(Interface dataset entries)

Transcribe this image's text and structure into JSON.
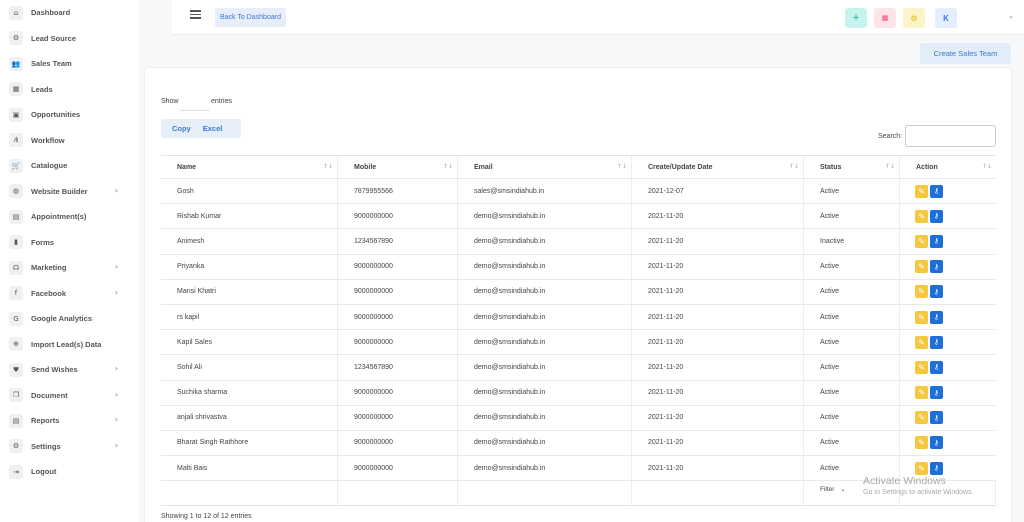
{
  "sidebar": {
    "items": [
      {
        "label": "Dashboard",
        "icon": "home-icon",
        "glyph": "⌂",
        "chevron": ""
      },
      {
        "label": "Lead Source",
        "icon": "cogs-icon",
        "glyph": "⚙",
        "chevron": ""
      },
      {
        "label": "Sales Team",
        "icon": "users-icon",
        "glyph": "👥",
        "chevron": ""
      },
      {
        "label": "Leads",
        "icon": "table-icon",
        "glyph": "▦",
        "chevron": ""
      },
      {
        "label": "Opportunities",
        "icon": "money-icon",
        "glyph": "▣",
        "chevron": ""
      },
      {
        "label": "Workflow",
        "icon": "sitemap-icon",
        "glyph": "⋔",
        "chevron": ""
      },
      {
        "label": "Catalogue",
        "icon": "cart-icon",
        "glyph": "🛒",
        "chevron": ""
      },
      {
        "label": "Website Builder",
        "icon": "globe-icon",
        "glyph": "◍",
        "chevron": "›"
      },
      {
        "label": "Appointment(s)",
        "icon": "calendar-icon",
        "glyph": "▤",
        "chevron": ""
      },
      {
        "label": "Forms",
        "icon": "file-icon",
        "glyph": "▮",
        "chevron": ""
      },
      {
        "label": "Marketing",
        "icon": "headset-icon",
        "glyph": "☊",
        "chevron": "›"
      },
      {
        "label": "Facebook",
        "icon": "facebook-icon",
        "glyph": "f",
        "chevron": "›"
      },
      {
        "label": "Google Analytics",
        "icon": "google-icon",
        "glyph": "G",
        "chevron": ""
      },
      {
        "label": "Import Lead(s) Data",
        "icon": "import-icon",
        "glyph": "⊕",
        "chevron": ""
      },
      {
        "label": "Send Wishes",
        "icon": "heart-icon",
        "glyph": "♥",
        "chevron": "›"
      },
      {
        "label": "Document",
        "icon": "copy-icon",
        "glyph": "❐",
        "chevron": "›"
      },
      {
        "label": "Reports",
        "icon": "report-icon",
        "glyph": "▤",
        "chevron": "›"
      },
      {
        "label": "Settings",
        "icon": "settings-icon",
        "glyph": "⚙",
        "chevron": "›"
      },
      {
        "label": "Logout",
        "icon": "logout-icon",
        "glyph": "⇥",
        "chevron": ""
      }
    ]
  },
  "topbar": {
    "back_label": "Back To Dashboard",
    "plus_glyph": "+",
    "grid_glyph": "▦",
    "gear_glyph": "⚙",
    "user_initial": "K",
    "chevron": "⌄"
  },
  "create_button": "Create Sales Team",
  "controls": {
    "show_label": "Show",
    "entries_label": "entries",
    "copy_label": "Copy",
    "excel_label": "Excel",
    "search_label": "Search:"
  },
  "table": {
    "headers": [
      "Name",
      "Mobile",
      "Email",
      "Create/Update Date",
      "Status",
      "Action"
    ],
    "rows": [
      [
        "Gosh",
        "7879955566",
        "sales@smsindiahub.in",
        "2021-12-07",
        "Active"
      ],
      [
        "Rishab Kumar",
        "9000000000",
        "demo@smsindiahub.in",
        "2021-11-20",
        "Active"
      ],
      [
        "Animesh",
        "1234567890",
        "demo@smsindiahub.in",
        "2021-11-20",
        "Inactive"
      ],
      [
        "Priyanka",
        "9000000000",
        "demo@smsindiahub.in",
        "2021-11-20",
        "Active"
      ],
      [
        "Mansi Khatri",
        "9000000000",
        "demo@smsindiahub.in",
        "2021-11-20",
        "Active"
      ],
      [
        "rs kapil",
        "9000000000",
        "demo@smsindiahub.in",
        "2021-11-20",
        "Active"
      ],
      [
        "Kapil Sales",
        "9000000000",
        "demo@smsindiahub.in",
        "2021-11-20",
        "Active"
      ],
      [
        "Sohil Ali",
        "1234567890",
        "demo@smsindiahub.in",
        "2021-11-20",
        "Active"
      ],
      [
        "Suchika sharma",
        "9000000000",
        "demo@smsindiahub.in",
        "2021-11-20",
        "Active"
      ],
      [
        "anjali shrivastva",
        "9000000000",
        "demo@smsindiahub.in",
        "2021-11-20",
        "Active"
      ],
      [
        "Bharat Singh Rathhore",
        "9000000000",
        "demo@smsindiahub.in",
        "2021-11-20",
        "Active"
      ],
      [
        "Malti Bais",
        "9000000000",
        "demo@smsindiahub.in",
        "2021-11-20",
        "Active"
      ]
    ],
    "edit_glyph": "✎",
    "key_glyph": "⚷",
    "sort_glyph": "↑↓",
    "filter_label": "Filter",
    "filter_chevron": "⌄"
  },
  "showing_text": "Showing 1 to 12 of 12 entries",
  "watermark": {
    "line1": "Activate Windows",
    "line2": "Go to Settings to activate Windows."
  }
}
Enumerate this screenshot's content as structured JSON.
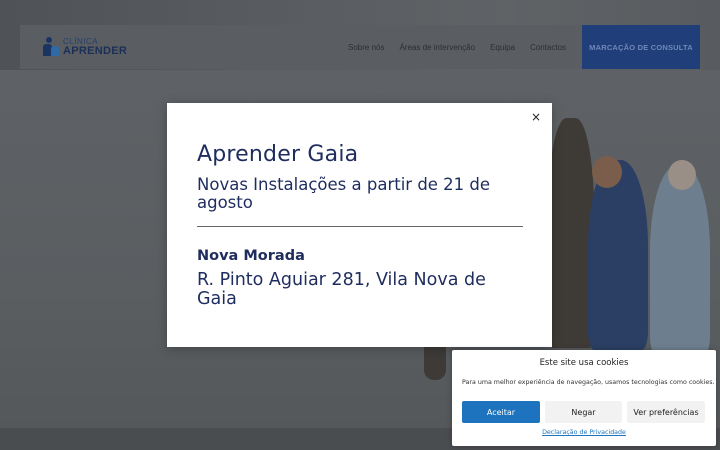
{
  "header": {
    "logo_small": "CLÍNICA",
    "logo_big": "APRENDER",
    "nav": [
      {
        "label": "Sobre nós"
      },
      {
        "label": "Áreas de intervenção"
      },
      {
        "label": "Equipa"
      },
      {
        "label": "Contactos"
      }
    ],
    "cta_label": "MARCAÇÃO DE CONSULTA",
    "cta_color": "#1f3e7a"
  },
  "modal": {
    "close_symbol": "×",
    "title": "Aprender Gaia",
    "subtitle": "Novas Instalações a partir de 21 de agosto",
    "section_label": "Nova Morada",
    "address": "R. Pinto Aguiar 281, Vila Nova de Gaia",
    "text_color": "#1e2c5e"
  },
  "cookie_banner": {
    "title": "Este site usa cookies",
    "text": "Para uma melhor experiência de navegação, usamos tecnologias como cookies.",
    "accept_label": "Aceitar",
    "deny_label": "Negar",
    "prefs_label": "Ver preferências",
    "privacy_link": "Declaração de Privacidade",
    "accent_color": "#1e73be"
  },
  "icons": {
    "logo": "clinic-logo-icon",
    "close": "close-icon"
  }
}
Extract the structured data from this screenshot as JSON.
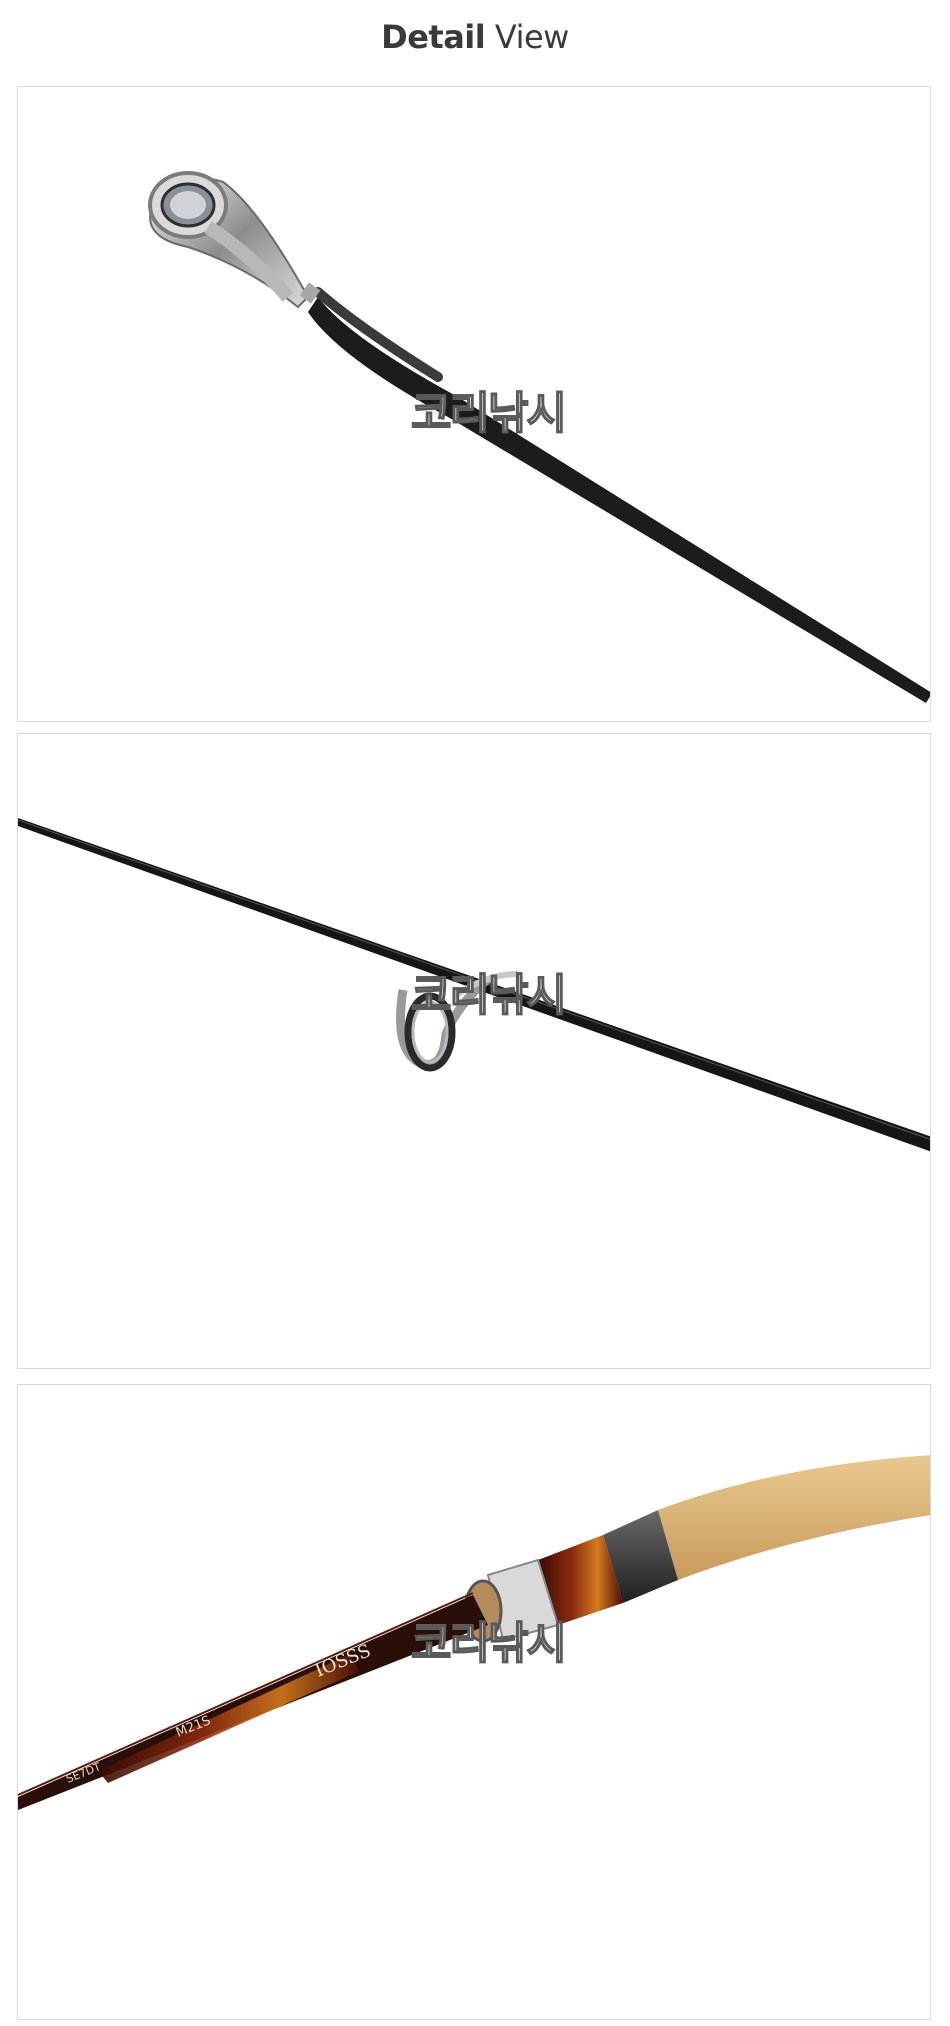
{
  "heading": {
    "bold": "Detail",
    "rest": " View"
  },
  "panels": [
    {
      "name": "tip-guide-detail",
      "watermark": "코리낚시",
      "icon": "rod-tip-guide-photo"
    },
    {
      "name": "line-guide-detail",
      "watermark": "코리낚시",
      "icon": "rod-line-guide-photo"
    },
    {
      "name": "reel-seat-grip-detail",
      "watermark": "코리낚시",
      "icon": "rod-handle-photo",
      "rod_text": [
        "IOSSS",
        "M21S",
        "SE7DT"
      ]
    }
  ],
  "colors": {
    "background": "#ffffff",
    "border": "#d9d9d9",
    "heading": "#3a3a3a",
    "cork": "#d8b07a",
    "blank": "#1a1a1a"
  }
}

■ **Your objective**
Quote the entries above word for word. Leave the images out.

■ **Task answer**
Transcribe this image's text and structure into JSON.
{
  "sidebar": {
    "items": [
      {
        "label": "Dashboard",
        "icon": "home-icon",
        "glyph": "⌂",
        "chevron": ""
      },
      {
        "label": "Lead Source",
        "icon": "cogs-icon",
        "glyph": "⚙",
        "chevron": ""
      },
      {
        "label": "Sales Team",
        "icon": "users-icon",
        "glyph": "👥",
        "chevron": ""
      },
      {
        "label": "Leads",
        "icon": "table-icon",
        "glyph": "▦",
        "chevron": ""
      },
      {
        "label": "Opportunities",
        "icon": "money-icon",
        "glyph": "▣",
        "chevron": ""
      },
      {
        "label": "Workflow",
        "icon": "sitemap-icon",
        "glyph": "⋔",
        "chevron": ""
      },
      {
        "label": "Catalogue",
        "icon": "cart-icon",
        "glyph": "🛒",
        "chevron": ""
      },
      {
        "label": "Website Builder",
        "icon": "globe-icon",
        "glyph": "◍",
        "chevron": "›"
      },
      {
        "label": "Appointment(s)",
        "icon": "calendar-icon",
        "glyph": "▤",
        "chevron": ""
      },
      {
        "label": "Forms",
        "icon": "file-icon",
        "glyph": "▮",
        "chevron": ""
      },
      {
        "label": "Marketing",
        "icon": "headset-icon",
        "glyph": "☊",
        "chevron": "›"
      },
      {
        "label": "Facebook",
        "icon": "facebook-icon",
        "glyph": "f",
        "chevron": "›"
      },
      {
        "label": "Google Analytics",
        "icon": "google-icon",
        "glyph": "G",
        "chevron": ""
      },
      {
        "label": "Import Lead(s) Data",
        "icon": "import-icon",
        "glyph": "⊕",
        "chevron": ""
      },
      {
        "label": "Send Wishes",
        "icon": "heart-icon",
        "glyph": "♥",
        "chevron": "›"
      },
      {
        "label": "Document",
        "icon": "copy-icon",
        "glyph": "❐",
        "chevron": "›"
      },
      {
        "label": "Reports",
        "icon": "report-icon",
        "glyph": "▤",
        "chevron": "›"
      },
      {
        "label": "Settings",
        "icon": "settings-icon",
        "glyph": "⚙",
        "chevron": "›"
      },
      {
        "label": "Logout",
        "icon": "logout-icon",
        "glyph": "⇥",
        "chevron": ""
      }
    ]
  },
  "topbar": {
    "back_label": "Back To Dashboard",
    "plus_glyph": "+",
    "grid_glyph": "▦",
    "gear_glyph": "⚙",
    "user_initial": "K",
    "chevron": "⌄"
  },
  "create_button": "Create Sales Team",
  "controls": {
    "show_label": "Show",
    "entries_label": "entries",
    "copy_label": "Copy",
    "excel_label": "Excel",
    "search_label": "Search:"
  },
  "table": {
    "headers": [
      "Name",
      "Mobile",
      "Email",
      "Create/Update Date",
      "Status",
      "Action"
    ],
    "rows": [
      [
        "Gosh",
        "7879955566",
        "sales@smsindiahub.in",
        "2021-12-07",
        "Active"
      ],
      [
        "Rishab Kumar",
        "9000000000",
        "demo@smsindiahub.in",
        "2021-11-20",
        "Active"
      ],
      [
        "Animesh",
        "1234567890",
        "demo@smsindiahub.in",
        "2021-11-20",
        "Inactive"
      ],
      [
        "Priyanka",
        "9000000000",
        "demo@smsindiahub.in",
        "2021-11-20",
        "Active"
      ],
      [
        "Mansi Khatri",
        "9000000000",
        "demo@smsindiahub.in",
        "2021-11-20",
        "Active"
      ],
      [
        "rs kapil",
        "9000000000",
        "demo@smsindiahub.in",
        "2021-11-20",
        "Active"
      ],
      [
        "Kapil Sales",
        "9000000000",
        "demo@smsindiahub.in",
        "2021-11-20",
        "Active"
      ],
      [
        "Sohil Ali",
        "1234567890",
        "demo@smsindiahub.in",
        "2021-11-20",
        "Active"
      ],
      [
        "Suchika sharma",
        "9000000000",
        "demo@smsindiahub.in",
        "2021-11-20",
        "Active"
      ],
      [
        "anjali shrivastva",
        "9000000000",
        "demo@smsindiahub.in",
        "2021-11-20",
        "Active"
      ],
      [
        "Bharat Singh Rathhore",
        "9000000000",
        "demo@smsindiahub.in",
        "2021-11-20",
        "Active"
      ],
      [
        "Malti Bais",
        "9000000000",
        "demo@smsindiahub.in",
        "2021-11-20",
        "Active"
      ]
    ],
    "edit_glyph": "✎",
    "key_glyph": "⚷",
    "sort_glyph": "↑↓",
    "filter_label": "Filter",
    "filter_chevron": "⌄"
  },
  "showing_text": "Showing 1 to 12 of 12 entries",
  "watermark": {
    "line1": "Activate Windows",
    "line2": "Go to Settings to activate Windows."
  }
}
Enumerate this screenshot's content as structured JSON.
{
  "header": {
    "logo_small": "CLÍNICA",
    "logo_big": "APRENDER",
    "nav": [
      {
        "label": "Sobre nós"
      },
      {
        "label": "Áreas de intervenção"
      },
      {
        "label": "Equipa"
      },
      {
        "label": "Contactos"
      }
    ],
    "cta_label": "MARCAÇÃO DE CONSULTA",
    "cta_color": "#1f3e7a"
  },
  "modal": {
    "close_symbol": "×",
    "title": "Aprender Gaia",
    "subtitle": "Novas Instalações a partir de 21 de agosto",
    "section_label": "Nova Morada",
    "address": "R. Pinto Aguiar 281, Vila Nova de Gaia",
    "text_color": "#1e2c5e"
  },
  "cookie_banner": {
    "title": "Este site usa cookies",
    "text": "Para uma melhor experiência de navegação, usamos tecnologias como cookies.",
    "accept_label": "Aceitar",
    "deny_label": "Negar",
    "prefs_label": "Ver preferências",
    "privacy_link": "Declaração de Privacidade",
    "accent_color": "#1e73be"
  },
  "icons": {
    "logo": "clinic-logo-icon",
    "close": "close-icon"
  }
}
Extract the structured data from this screenshot as JSON.
{
  "heading": {
    "bold": "Detail",
    "rest": " View"
  },
  "panels": [
    {
      "name": "tip-guide-detail",
      "watermark": "코리낚시",
      "icon": "rod-tip-guide-photo"
    },
    {
      "name": "line-guide-detail",
      "watermark": "코리낚시",
      "icon": "rod-line-guide-photo"
    },
    {
      "name": "reel-seat-grip-detail",
      "watermark": "코리낚시",
      "icon": "rod-handle-photo",
      "rod_text": [
        "IOSSS",
        "M21S",
        "SE7DT"
      ]
    }
  ],
  "colors": {
    "background": "#ffffff",
    "border": "#d9d9d9",
    "heading": "#3a3a3a",
    "cork": "#d8b07a",
    "blank": "#1a1a1a"
  }
}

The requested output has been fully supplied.